3.Decide whether a formal search is necessary or whether you can identify a select number of shops — internally — or with the help of a consultant to participate in a streamlined, closed process.
4.Have a discussion about compensation early on, not at the end of the process. Agencies should bring up the topic even if a marketer doesn’t.
5.Agencies shouldn’t do a bait-and-switch, bringing in one team to secure the account, and assigning another to do the work. Ensure the client meets the people who will work on their business.
6.Agency visits are a must and cultural compatibility should be weighed just as heavily as capabilities. Clients should understand how the agency behaves overall and should select the whole agency, with its values and staff, not just the handful of people who pitched the business.
7.An agency’s culture shouldn’t only be complementary to a marketer, but also to the other agencies on the marketer’s roster.
8.Speculative work presented by an agency during a review frequently doesn’t translate into a campaign, so decide if it’s really a necessary part of the process. If it is, allocate enough time for agencies to deliver the assignment.
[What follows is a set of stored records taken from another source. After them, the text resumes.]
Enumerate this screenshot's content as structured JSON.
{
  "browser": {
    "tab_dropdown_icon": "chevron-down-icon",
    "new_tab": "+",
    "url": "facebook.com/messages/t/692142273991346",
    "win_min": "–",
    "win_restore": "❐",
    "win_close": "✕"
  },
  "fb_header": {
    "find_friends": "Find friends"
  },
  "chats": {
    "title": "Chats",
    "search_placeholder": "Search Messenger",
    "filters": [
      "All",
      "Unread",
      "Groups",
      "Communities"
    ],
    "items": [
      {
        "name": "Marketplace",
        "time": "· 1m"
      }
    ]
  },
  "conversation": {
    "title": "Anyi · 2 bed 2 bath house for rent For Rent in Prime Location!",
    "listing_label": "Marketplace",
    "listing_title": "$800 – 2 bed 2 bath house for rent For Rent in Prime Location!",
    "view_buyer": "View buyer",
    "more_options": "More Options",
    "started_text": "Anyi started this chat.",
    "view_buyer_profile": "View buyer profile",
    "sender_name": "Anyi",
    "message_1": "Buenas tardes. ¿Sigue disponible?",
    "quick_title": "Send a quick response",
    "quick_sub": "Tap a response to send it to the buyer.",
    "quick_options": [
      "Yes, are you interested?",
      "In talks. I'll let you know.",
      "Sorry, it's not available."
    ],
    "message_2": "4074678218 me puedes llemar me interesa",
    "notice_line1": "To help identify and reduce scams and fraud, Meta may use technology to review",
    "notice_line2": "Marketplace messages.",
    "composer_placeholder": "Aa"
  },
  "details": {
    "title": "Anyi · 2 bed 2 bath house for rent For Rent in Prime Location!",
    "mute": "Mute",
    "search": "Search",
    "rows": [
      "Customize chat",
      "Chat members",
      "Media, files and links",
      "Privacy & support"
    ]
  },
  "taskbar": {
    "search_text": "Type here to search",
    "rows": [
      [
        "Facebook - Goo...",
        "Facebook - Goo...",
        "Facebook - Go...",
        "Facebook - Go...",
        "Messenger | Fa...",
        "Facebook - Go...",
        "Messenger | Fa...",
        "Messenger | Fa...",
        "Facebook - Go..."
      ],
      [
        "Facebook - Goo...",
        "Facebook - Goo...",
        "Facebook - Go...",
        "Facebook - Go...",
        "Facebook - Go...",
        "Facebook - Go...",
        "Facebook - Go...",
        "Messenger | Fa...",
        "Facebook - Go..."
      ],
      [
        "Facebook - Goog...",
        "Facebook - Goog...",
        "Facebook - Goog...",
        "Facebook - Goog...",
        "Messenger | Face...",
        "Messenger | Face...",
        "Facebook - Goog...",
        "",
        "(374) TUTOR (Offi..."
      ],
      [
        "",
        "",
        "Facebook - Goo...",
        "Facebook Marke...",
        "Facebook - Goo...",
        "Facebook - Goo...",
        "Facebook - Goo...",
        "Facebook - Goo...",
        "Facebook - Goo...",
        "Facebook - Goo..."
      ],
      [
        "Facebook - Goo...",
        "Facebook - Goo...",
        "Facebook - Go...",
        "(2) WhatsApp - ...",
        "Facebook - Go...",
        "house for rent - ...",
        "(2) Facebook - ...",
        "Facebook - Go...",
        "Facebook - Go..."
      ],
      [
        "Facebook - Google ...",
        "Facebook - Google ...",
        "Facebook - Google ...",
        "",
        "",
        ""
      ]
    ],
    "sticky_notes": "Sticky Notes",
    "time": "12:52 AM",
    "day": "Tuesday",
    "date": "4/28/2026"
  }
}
9.Offer non-winning agencies a debriefing phone call and give them honest feedback.
One writer from Europe commented that search consulants were missing from those on the authoring committee. That might have been helpful, but I suggest they covered most that counts. When clients see how much is actually involved in an agency review, they might be inclined to take the process more seriously.
I was pleasantly surprised to read that their recommendations reflect what we’ve been advocating and doing literally since we began way back in 1997. We also subscribe to the number of initial invitations as well as those that get the RFP (we use an RFD – Dialogue). And in particular, the agency visit is almost a “non-option”, since that’s when the client can make both chemistry and creative decisions. You’ve got to see the “shops!” Good job folks!
Chuck Meyst declares – Here’s to agency new business!